Overview and aims of the workshop
Since our last project workshop, held in Addis Ababa Ethiopia in September 2015, the first main survey phase of the project (to survey the functionality and performance of a sub-sample of water points and committees) has been completed within each of the three countries, alongside a rapid political economy analysis studies for Ethiopia and Malawi (Uganda to happen within the next few months).
The aim of the workshop was to bring the project team together to foster our growing working relationships, and to:
1. Review Survey 1 – key challenges and successes – and to review the initial analysis of the data and plan for more detailed final analysis
2. Planning of Survey 2 – location and site selection criteria, the research approach and aims, methods and logistics
3. Planning of the Longitudinal studies in the 3 countries for both physical and social science surveys
4. Interdisciplinary research – to review and discuss our approaches to interdisciplinary science in the Hidden Crisis project and lessons learned from other UPGro Projects
5. Discuss ongoing stakeholder engagement and a Publication Strategy – for both the country research teams, and for the project as a whole.
Attendees and meeting programme
The workshop was held at the British Geological Survey (BGS) office in Edinburgh, UK, over four days – from 21st to 24th November 2016. Representatives from all institutions and from each country involved in the research consortium attended the workshop – 23 people in total.
Day 1 was focused to reviewing the work of Survey 1 across the three countries and the initial data analysis; on Day 2 the key logistics and research aims of Survey 2 happening in 2017 were discussed, as well as the political economy work completed so far; Day 3 explored interdisciplinary research in the project, and the key aims and logistics for the longitudinal studies; and, Day 4, was used to identify and review the key priorities and planning actions for the next few months across the project team for the next main research survey phases. Several short “Ted talks” were also given throughout the week.
Summary of discussions
Presentations were made by Dessie Nedaw (Ethiopia), Michael Owor (Uganda) and Evance Mwathunga (Malawi) of the successes and challenges in completing Survey 1 across the three countries. The project database and QA process which has been developed to store all the data collected by the project (both physical science and social science) from Survey 1, and subsequent surveys.
A preliminary analysis of Survey 1 data from Ethiopia was presented by Dessie Nedaw and Seifu Kebebe. The analysis used the project approach of examining the impact of using different definitions of water point functionality. These include: working at the time of visit, having an acceptable yield, passing national inorganic chemistry standards, and whether they contained total thermal tolerant coliforms.

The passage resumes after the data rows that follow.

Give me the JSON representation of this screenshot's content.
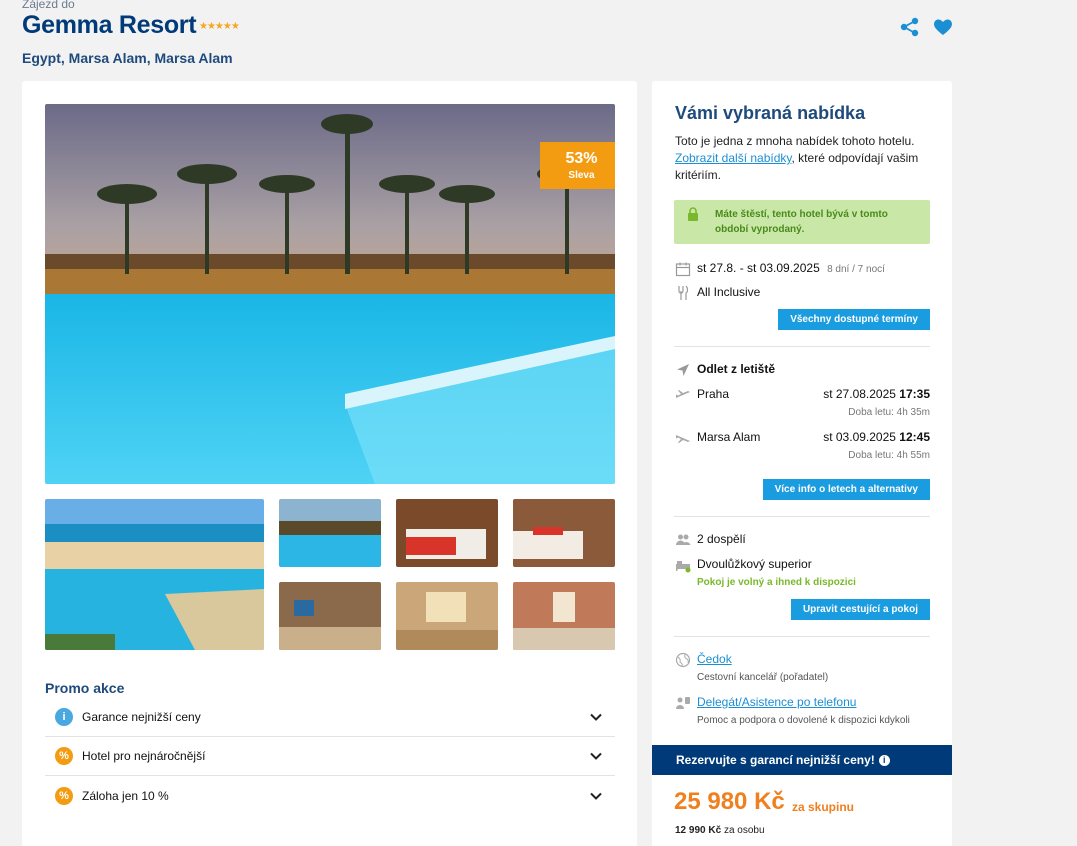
{
  "header": {
    "kicker": "Zájezd do",
    "title": "Gemma Resort",
    "stars": "★★★★★",
    "location": "Egypt, Marsa Alam, Marsa Alam"
  },
  "gallery": {
    "discount_pct": "53%",
    "discount_label": "Sleva"
  },
  "promo": {
    "title": "Promo akce",
    "items": [
      {
        "label": "Garance nejnižší ceny",
        "icon": "info-icon",
        "color": "#4aa8e0"
      },
      {
        "label": "Hotel pro nejnáročnější",
        "icon": "percent-icon",
        "color": "#f39c12"
      },
      {
        "label": "Záloha jen 10 %",
        "icon": "percent-icon",
        "color": "#f39c12"
      }
    ]
  },
  "offer": {
    "title": "Vámi vybraná nabídka",
    "desc_before": "Toto je jedna z mnoha nabídek tohoto hotelu.",
    "desc_link": "Zobrazit další nabídky",
    "desc_after": ", které odpovídají vašim kritériím.",
    "notice": "Máte štěstí, tento hotel bývá v tomto období vyprodaný.",
    "dates": "st 27.8. - st 03.09.2025",
    "duration": "8 dní / 7 nocí",
    "board": "All Inclusive",
    "btn_dates": "Všechny dostupné termíny",
    "departure_heading": "Odlet z letiště",
    "outbound": {
      "place": "Praha",
      "date": "st 27.08.2025",
      "time": "17:35",
      "duration": "Doba letu: 4h 35m"
    },
    "inbound": {
      "place": "Marsa Alam",
      "date": "st 03.09.2025",
      "time": "12:45",
      "duration": "Doba letu: 4h 55m"
    },
    "btn_flights": "Více info o letech a alternativy",
    "travellers": "2 dospělí",
    "room": "Dvoulůžkový superior",
    "room_status": "Pokoj je volný a ihned k dispozici",
    "btn_edit": "Upravit cestující a pokoj",
    "agency_name": "Čedok",
    "agency_sub": "Cestovní kancelář (pořadatel)",
    "support_name": "Delegát/Asistence po telefonu",
    "support_sub": "Pomoc a podpora o dovolené k dispozici kdykoli",
    "guarantee": "Rezervujte s garancí nejnižší ceny!",
    "price": "25 980 Kč",
    "price_suffix": "za skupinu",
    "per_person_value": "12 990 Kč",
    "per_person_suffix": "za osobu"
  },
  "colors": {
    "brand_blue": "#003a78",
    "accent_blue": "#1a9ce0",
    "orange": "#f39c12",
    "price_orange": "#f07f1e",
    "notice_bg": "#c9e7a7",
    "green": "#7ab82b"
  }
}
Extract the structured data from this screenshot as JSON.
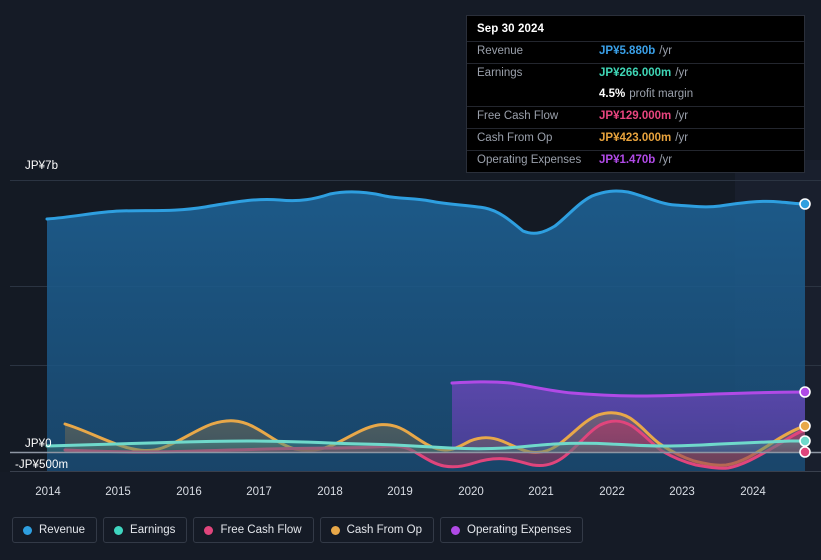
{
  "tooltip": {
    "date": "Sep 30 2024",
    "rows": [
      {
        "label": "Revenue",
        "value": "JP¥5.880b",
        "suffix": "/yr",
        "color": "#3aa0e8"
      },
      {
        "label": "Earnings",
        "value": "JP¥266.000m",
        "suffix": "/yr",
        "color": "#3fd6b6"
      },
      {
        "label": "",
        "value": "4.5%",
        "suffix": "profit margin",
        "color": "#ffffff"
      },
      {
        "label": "Free Cash Flow",
        "value": "JP¥129.000m",
        "suffix": "/yr",
        "color": "#e8457f"
      },
      {
        "label": "Cash From Op",
        "value": "JP¥423.000m",
        "suffix": "/yr",
        "color": "#e8a33d"
      },
      {
        "label": "Operating Expenses",
        "value": "JP¥1.470b",
        "suffix": "/yr",
        "color": "#b14ae8"
      }
    ]
  },
  "legend": {
    "items": [
      {
        "label": "Revenue",
        "color": "#2e9fe0"
      },
      {
        "label": "Earnings",
        "color": "#3fd6c0"
      },
      {
        "label": "Free Cash Flow",
        "color": "#e0457c"
      },
      {
        "label": "Cash From Op",
        "color": "#e8a849"
      },
      {
        "label": "Operating Expenses",
        "color": "#b04ae6"
      }
    ]
  },
  "axes": {
    "y_top_label": "JP¥7b",
    "y_zero_label": "JP¥0",
    "y_bottom_label": "-JP¥500m",
    "x_ticks": [
      "2014",
      "2015",
      "2016",
      "2017",
      "2018",
      "2019",
      "2020",
      "2021",
      "2022",
      "2023",
      "2024"
    ]
  },
  "chart_data": {
    "type": "area",
    "title": "",
    "xlabel": "",
    "ylabel": "",
    "ylim": [
      -500000000,
      7000000000
    ],
    "y_tick_labels": [
      "JP¥7b",
      "JP¥0",
      "-JP¥500m"
    ],
    "grid": true,
    "legend_position": "bottom",
    "currency": "JPY",
    "units": "per year",
    "x": [
      "2014",
      "2015",
      "2016",
      "2017",
      "2018",
      "2019",
      "2020",
      "2021",
      "2022",
      "2023",
      "2024",
      "2024-09-30"
    ],
    "series": [
      {
        "name": "Revenue",
        "color": "#2e9fe0",
        "filled": true,
        "values": [
          5.35,
          5.3,
          5.55,
          5.45,
          5.9,
          5.7,
          5.55,
          4.95,
          5.9,
          5.7,
          5.75,
          5.88
        ],
        "unit": "JP¥b"
      },
      {
        "name": "Earnings",
        "color": "#3fd6c0",
        "filled": true,
        "values": [
          0.03,
          0.045,
          0.06,
          0.04,
          0.085,
          0.06,
          0.045,
          0.12,
          0.14,
          0.11,
          0.18,
          0.266
        ],
        "unit": "JP¥b"
      },
      {
        "name": "Free Cash Flow",
        "color": "#e0457c",
        "filled": true,
        "values": [
          0.01,
          0.02,
          0.03,
          0.02,
          0.09,
          -0.2,
          -0.24,
          -0.08,
          0.7,
          0.18,
          -0.38,
          0.129
        ],
        "unit": "JP¥b"
      },
      {
        "name": "Cash From Op",
        "color": "#e8a849",
        "filled": true,
        "values": [
          0.31,
          0.03,
          0.33,
          0.08,
          0.35,
          0.13,
          0.27,
          0.21,
          0.76,
          0.33,
          -0.26,
          0.423
        ],
        "unit": "JP¥b"
      },
      {
        "name": "Operating Expenses",
        "color": "#b04ae6",
        "filled": true,
        "starts_at": "2019-09",
        "values": [
          null,
          null,
          null,
          null,
          null,
          null,
          1.64,
          1.52,
          1.48,
          1.44,
          1.45,
          1.47
        ],
        "unit": "JP¥b"
      }
    ]
  }
}
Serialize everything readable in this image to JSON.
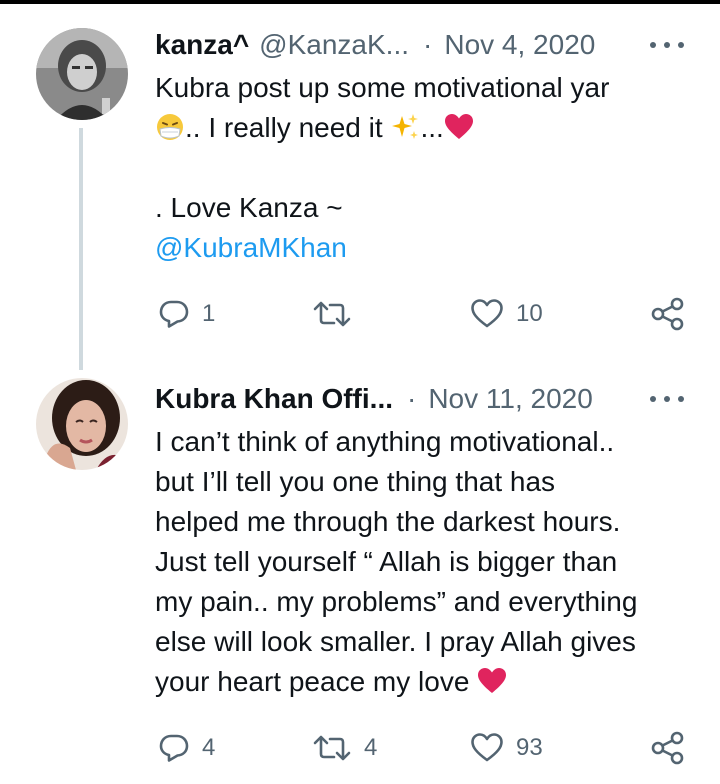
{
  "tweets": [
    {
      "author": {
        "name": "kanza^",
        "handle": "@KanzaK...",
        "date": "Nov 4, 2020"
      },
      "lines": [
        "Kubra post up some motivational yar",
        ".. I really need it ",
        "...",
        "",
        ". Love Kanza ~",
        "@KubraMKhan"
      ],
      "emojis": [
        "face-with-medical-mask-emoji",
        "sparkles-emoji",
        "red-heart-emoji"
      ],
      "actions": {
        "replies": "1",
        "retweets": "",
        "likes": "10"
      }
    },
    {
      "author": {
        "name": "Kubra Khan Offi...",
        "date": "Nov 11, 2020"
      },
      "lines": [
        "I can’t think of anything motivational..",
        "but I’ll tell you one thing that has",
        "helped me through the darkest hours.",
        "Just tell yourself “ Allah is bigger than",
        "my pain.. my problems” and everything",
        "else will look smaller. I pray Allah gives",
        "your heart peace my love "
      ],
      "emojis": [
        "red-heart-emoji"
      ],
      "actions": {
        "replies": "4",
        "retweets": "4",
        "likes": "93"
      }
    }
  ],
  "colors": {
    "text": "#0f1419",
    "secondary": "#536471",
    "mention": "#1d9bf0",
    "thread_line": "#cfd9de",
    "heart": "#e0245e"
  }
}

The initial results of the rapid political economy analysis (PEA) work from Malawi and Ethiopia were presented by Naomi Oates and Florence Pichon of ODI, respectively.
There were detailed discipline group discussions and wider project team discussions to identify the main methods, key criteria for site selection and the main challenges and logistics for planning Survey 2. Discussion was given to logistical and ethical challenges of repair of water points visited, risk of damage of the water points, and management of community expectations and follow-up during the mobilisation phases. Key timescales for planning were identified by the project team.
A half day of the workshop was focused on a wider project team discussion of our approach to interdisciplinary science – and the key challenges and opportunities of doing this in the next phases of the project. Kirsty Upton (of the UPGro programme co-ordination group) gave a presentation of an external MSc research paper, which has reviewed the different approaches to interdisciplinary science across the 5 UPGro consortium projects. Lissie Liddle (PhD student Cambridge University) presented the systems dynamics analysis she will be conducting for the Hidden Crisis project, bringing together physical and social science data, as part of her PhD within a Bayesian network analysis; and, Richard Carter then led a facilitated project discussion on our different perceptions of physical and social science factors to HPB failure.